Web page and app entries
---

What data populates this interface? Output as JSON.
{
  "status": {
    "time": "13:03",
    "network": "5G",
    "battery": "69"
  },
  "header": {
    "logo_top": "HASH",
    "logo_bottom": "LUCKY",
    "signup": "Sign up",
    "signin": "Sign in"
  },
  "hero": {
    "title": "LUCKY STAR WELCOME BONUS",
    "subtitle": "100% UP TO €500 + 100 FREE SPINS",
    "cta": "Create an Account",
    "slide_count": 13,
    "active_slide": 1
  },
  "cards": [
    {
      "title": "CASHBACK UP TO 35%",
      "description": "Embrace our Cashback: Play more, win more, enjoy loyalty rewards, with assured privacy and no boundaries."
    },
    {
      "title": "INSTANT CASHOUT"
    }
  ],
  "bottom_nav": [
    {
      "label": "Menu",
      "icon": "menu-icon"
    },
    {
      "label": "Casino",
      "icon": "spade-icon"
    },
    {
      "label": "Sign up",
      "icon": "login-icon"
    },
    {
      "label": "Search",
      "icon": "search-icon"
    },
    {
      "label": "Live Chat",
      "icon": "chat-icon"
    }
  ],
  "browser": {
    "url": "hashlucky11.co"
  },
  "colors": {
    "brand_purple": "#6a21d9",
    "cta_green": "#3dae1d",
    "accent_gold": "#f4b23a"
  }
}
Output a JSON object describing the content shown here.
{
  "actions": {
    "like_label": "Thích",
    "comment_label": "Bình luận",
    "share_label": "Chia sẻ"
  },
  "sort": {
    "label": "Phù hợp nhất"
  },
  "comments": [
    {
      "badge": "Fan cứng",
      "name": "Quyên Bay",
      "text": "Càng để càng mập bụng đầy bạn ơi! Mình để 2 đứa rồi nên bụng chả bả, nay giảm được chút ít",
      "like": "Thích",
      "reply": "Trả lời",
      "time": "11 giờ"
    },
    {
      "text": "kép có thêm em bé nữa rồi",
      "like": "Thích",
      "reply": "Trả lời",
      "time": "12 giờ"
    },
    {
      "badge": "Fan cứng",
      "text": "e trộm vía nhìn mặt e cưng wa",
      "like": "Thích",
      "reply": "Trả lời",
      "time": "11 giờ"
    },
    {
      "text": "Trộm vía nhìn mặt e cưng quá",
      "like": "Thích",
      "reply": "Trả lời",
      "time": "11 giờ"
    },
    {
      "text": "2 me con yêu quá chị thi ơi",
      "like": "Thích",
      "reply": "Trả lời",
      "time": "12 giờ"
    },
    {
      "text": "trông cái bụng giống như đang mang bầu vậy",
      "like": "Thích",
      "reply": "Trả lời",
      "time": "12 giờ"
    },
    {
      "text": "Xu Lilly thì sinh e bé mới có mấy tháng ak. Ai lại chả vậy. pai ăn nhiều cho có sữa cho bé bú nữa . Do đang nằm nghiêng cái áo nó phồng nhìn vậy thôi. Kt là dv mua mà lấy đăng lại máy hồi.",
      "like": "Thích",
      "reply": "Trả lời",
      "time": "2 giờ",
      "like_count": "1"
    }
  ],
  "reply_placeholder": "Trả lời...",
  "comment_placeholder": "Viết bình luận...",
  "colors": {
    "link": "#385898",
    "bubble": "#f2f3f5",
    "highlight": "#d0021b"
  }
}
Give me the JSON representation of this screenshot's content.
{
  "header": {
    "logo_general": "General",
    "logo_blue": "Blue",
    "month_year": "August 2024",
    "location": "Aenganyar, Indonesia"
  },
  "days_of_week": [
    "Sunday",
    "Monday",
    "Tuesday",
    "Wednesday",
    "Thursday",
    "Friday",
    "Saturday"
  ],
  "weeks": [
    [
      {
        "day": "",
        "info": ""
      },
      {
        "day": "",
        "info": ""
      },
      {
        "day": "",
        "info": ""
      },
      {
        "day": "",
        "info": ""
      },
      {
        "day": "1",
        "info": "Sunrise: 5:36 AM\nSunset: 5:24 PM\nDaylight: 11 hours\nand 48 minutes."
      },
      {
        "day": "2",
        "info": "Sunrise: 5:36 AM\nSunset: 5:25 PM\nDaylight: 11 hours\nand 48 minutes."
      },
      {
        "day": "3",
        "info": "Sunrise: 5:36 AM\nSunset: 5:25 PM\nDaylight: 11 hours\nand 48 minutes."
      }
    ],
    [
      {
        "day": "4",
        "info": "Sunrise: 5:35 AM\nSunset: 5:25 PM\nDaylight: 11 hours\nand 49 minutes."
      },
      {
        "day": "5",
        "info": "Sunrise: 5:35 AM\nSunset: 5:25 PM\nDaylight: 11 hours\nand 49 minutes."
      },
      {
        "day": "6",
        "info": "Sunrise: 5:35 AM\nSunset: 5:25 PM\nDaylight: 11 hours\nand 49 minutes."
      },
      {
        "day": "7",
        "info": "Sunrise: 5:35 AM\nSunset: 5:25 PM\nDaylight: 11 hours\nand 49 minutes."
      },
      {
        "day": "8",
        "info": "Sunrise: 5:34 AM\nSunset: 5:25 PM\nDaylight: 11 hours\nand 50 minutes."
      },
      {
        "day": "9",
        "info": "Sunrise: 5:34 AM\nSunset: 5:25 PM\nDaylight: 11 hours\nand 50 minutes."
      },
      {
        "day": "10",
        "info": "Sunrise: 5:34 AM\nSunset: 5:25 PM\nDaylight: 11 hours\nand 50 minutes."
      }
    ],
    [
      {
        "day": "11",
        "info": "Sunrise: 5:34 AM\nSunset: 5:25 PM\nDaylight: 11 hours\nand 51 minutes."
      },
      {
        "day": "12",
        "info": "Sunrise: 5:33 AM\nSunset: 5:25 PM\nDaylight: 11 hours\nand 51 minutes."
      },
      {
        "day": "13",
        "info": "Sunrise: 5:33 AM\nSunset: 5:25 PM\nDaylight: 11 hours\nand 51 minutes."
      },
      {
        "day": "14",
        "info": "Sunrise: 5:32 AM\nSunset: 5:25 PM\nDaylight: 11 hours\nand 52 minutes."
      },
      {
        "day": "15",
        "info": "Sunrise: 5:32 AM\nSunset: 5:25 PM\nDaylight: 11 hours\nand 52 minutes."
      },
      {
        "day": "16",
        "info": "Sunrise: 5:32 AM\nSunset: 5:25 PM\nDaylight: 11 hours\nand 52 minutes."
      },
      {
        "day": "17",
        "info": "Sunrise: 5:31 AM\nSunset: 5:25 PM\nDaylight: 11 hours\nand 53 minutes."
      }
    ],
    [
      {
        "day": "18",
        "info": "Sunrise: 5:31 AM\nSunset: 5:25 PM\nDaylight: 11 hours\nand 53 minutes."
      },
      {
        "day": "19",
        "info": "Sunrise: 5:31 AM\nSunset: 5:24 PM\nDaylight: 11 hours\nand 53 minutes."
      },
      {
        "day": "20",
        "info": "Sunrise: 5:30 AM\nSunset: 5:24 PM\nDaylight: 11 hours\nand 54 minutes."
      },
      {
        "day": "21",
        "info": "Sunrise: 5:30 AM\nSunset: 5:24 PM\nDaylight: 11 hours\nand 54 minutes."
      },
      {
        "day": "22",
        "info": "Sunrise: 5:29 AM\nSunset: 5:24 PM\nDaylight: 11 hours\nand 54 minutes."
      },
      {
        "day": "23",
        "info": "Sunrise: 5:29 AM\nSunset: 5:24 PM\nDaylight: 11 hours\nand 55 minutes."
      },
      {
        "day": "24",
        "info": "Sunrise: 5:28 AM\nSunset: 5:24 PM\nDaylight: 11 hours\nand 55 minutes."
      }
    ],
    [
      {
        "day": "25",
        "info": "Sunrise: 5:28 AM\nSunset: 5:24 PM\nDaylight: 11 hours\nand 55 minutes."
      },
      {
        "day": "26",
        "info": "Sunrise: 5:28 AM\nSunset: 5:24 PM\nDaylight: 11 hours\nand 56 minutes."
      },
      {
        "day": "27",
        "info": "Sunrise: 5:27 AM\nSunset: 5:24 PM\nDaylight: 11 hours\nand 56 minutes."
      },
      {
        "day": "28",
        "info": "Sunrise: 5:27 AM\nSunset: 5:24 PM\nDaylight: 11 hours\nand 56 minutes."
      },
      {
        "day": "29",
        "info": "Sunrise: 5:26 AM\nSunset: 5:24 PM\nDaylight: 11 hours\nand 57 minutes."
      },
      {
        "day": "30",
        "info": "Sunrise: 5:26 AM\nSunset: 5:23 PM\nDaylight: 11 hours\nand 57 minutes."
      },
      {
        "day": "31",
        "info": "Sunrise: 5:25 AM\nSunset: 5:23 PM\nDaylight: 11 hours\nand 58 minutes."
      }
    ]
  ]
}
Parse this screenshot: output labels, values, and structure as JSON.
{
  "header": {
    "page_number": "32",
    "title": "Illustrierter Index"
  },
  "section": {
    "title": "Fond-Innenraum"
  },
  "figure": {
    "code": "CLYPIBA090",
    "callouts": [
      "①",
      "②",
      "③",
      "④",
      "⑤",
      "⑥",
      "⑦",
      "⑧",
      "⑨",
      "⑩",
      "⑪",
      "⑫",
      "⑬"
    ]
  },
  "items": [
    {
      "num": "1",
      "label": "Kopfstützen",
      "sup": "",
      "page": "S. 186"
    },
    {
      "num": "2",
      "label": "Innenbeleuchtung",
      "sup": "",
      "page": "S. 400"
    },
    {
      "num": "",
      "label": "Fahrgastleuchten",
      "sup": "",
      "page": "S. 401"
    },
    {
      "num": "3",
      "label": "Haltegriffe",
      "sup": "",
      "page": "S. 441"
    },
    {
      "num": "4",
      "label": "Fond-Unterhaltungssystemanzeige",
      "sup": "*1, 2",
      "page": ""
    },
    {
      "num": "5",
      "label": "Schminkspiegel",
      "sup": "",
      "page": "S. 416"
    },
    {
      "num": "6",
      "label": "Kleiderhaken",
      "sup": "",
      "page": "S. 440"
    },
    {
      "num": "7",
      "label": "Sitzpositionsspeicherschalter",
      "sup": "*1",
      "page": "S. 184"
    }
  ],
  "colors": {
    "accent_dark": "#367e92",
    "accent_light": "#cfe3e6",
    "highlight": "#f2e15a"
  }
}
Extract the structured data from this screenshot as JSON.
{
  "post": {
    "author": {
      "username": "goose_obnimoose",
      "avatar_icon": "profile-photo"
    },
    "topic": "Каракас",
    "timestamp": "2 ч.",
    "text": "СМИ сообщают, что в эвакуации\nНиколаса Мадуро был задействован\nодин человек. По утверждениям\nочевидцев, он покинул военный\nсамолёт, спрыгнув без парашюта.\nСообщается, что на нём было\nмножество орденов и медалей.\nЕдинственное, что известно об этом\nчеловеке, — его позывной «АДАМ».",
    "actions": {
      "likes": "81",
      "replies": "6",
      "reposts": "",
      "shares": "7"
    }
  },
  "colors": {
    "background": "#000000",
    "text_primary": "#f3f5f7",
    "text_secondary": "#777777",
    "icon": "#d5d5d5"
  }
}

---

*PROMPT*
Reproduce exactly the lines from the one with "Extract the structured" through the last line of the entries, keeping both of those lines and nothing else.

*YOUR SOLUTION*
Extract the structured data from this screenshot as JSON.
{
  "post": {
    "author": {
      "username": "goose_obnimoose",
      "avatar_icon": "profile-photo"
    },
    "topic": "Каракас",
    "timestamp": "2 ч.",
    "text": "СМИ сообщают, что в эвакуации\nНиколаса Мадуро был задействован\nодин человек. По утверждениям\nочевидцев, он покинул военный\nсамолёт, спрыгнув без парашюта.\nСообщается, что на нём было\nмножество орденов и медалей.\nЕдинственное, что известно об этом\nчеловеке, — его позывной «АДАМ».",
    "actions": {
      "likes": "81",
      "replies": "6",
      "reposts": "",
      "shares": "7"
    }
  },
  "colors": {
    "background": "#000000",
    "text_primary": "#f3f5f7",
    "text_secondary": "#777777",
    "icon": "#d5d5d5"
  }
}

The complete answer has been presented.